Filling the Gaps with Implants
Missing teeth affect both your appearance and confidence, but can be filled in with Oral Surgery and Dental Implants. Worse still, any gaps left by missing teeth can cause great strain on the rest of the mouth and jaw. Having a gap between your teeth can also affect the bite. The teeth surrounding the space can lean and alter the way in which the top and bottom set bite together. Unfilled teeth will cause decay and gum disease and oral health will suffer.
There are a number of Dental problems and treatment for that available for those ready to replace missing teeth and fill gaps, including bridges, dental implants and dentures.
Bridgework is the conventional method of replacing missing teeth. Oral Health Care Professionals use this precious metal-based material to replace a few missing, or sideways teeth.
Dentures are removable replacements for missing teeth. They appear and function like regular teeth and gum tissues. Partial dentures contain small chrome clasps which work to surround the teeth and hold the denture in place securely.

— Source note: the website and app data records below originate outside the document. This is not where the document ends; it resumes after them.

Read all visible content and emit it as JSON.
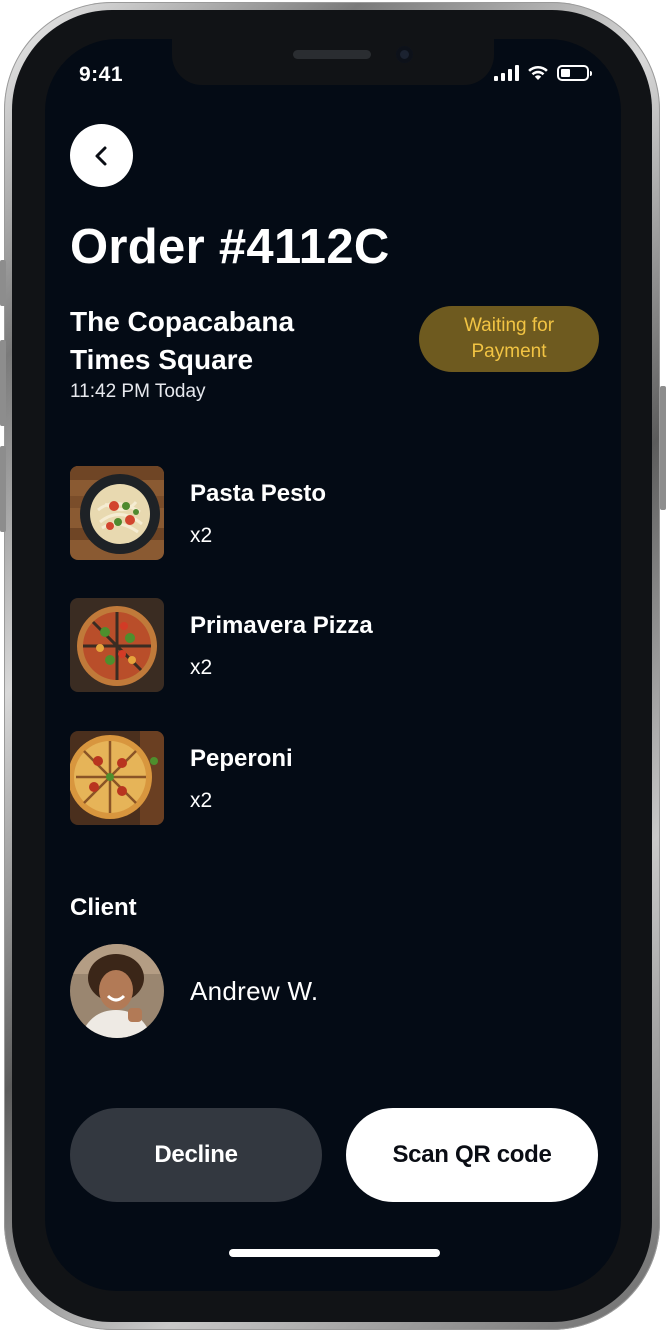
{
  "status_bar": {
    "time": "9:41"
  },
  "order": {
    "title": "Order #4112C",
    "venue": "The Copacabana Times Square",
    "time": "11:42 PM Today",
    "status": "Waiting for Payment"
  },
  "items": [
    {
      "name": "Pasta Pesto",
      "qty": "x2",
      "image": "pasta-photo"
    },
    {
      "name": "Primavera Pizza",
      "qty": "x2",
      "image": "pizza-photo"
    },
    {
      "name": "Peperoni",
      "qty": "x2",
      "image": "pepperoni-pizza-photo"
    }
  ],
  "client": {
    "label": "Client",
    "name": "Andrew W.",
    "avatar": "client-avatar-photo"
  },
  "actions": {
    "decline": "Decline",
    "scan": "Scan QR code"
  },
  "colors": {
    "screen_bg": "#040b15",
    "badge_bg": "#6e5a1f",
    "badge_text": "#f2c443",
    "decline_bg": "#333840",
    "scan_bg": "#ffffff"
  }
}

This also allows them to feel weightless and give more of a minimal feel in the mouth.
For patients who have several missing teeth with substantial gaps left over from a period of time, dentures are usually the most appropriate option. They can provide maximum support for the cheeks and improve overall facial appearance.
Oral Surgery and Dental Implants
One of the most common solutions to improve long-term oral health is Oral Surgery and Dental Implants. Dental implants are a well-established substitute for a natural tooth root and give a more permanent solution to missing teeth. They resemble a cylinder-shaped screw, which is inserted into the jaw bone and drilled where the original tooth once was or should have been.
Permanent teeth are normally fitted six to nine months after the implants are inserted. It’s advised to give them time to bond with the bone. Sometimes implants are already stable enough for the artificial teeth to be attached sooner. The condition of the bone in a patient’s jaw will determine whether or not implants will be used. If the bone is in poor condition or isn’t substantial enough, it may be necessary to graft bone into the area first.
Dental implants are long-lasting, and much like natural teeth will maintain their appearance and functionality as long as they are taking care of to a high standard. To ensure their sustainability, the patient should take great care of implants and regularly schedule maintenance appointments to the Oral Dental Care Professionals .
If implants aren’t taken care of, plaque will begin to form, as it would on neglected regular teeth. Like natural teeth, untreated implants can lead to gum infection, bleeding, soreness and general pain.
If the bone they are fitted to is strong and healthy, implants can last for many years. However, just like other surgical implants, there is no lifetime guarantee.
Also read – Dental implants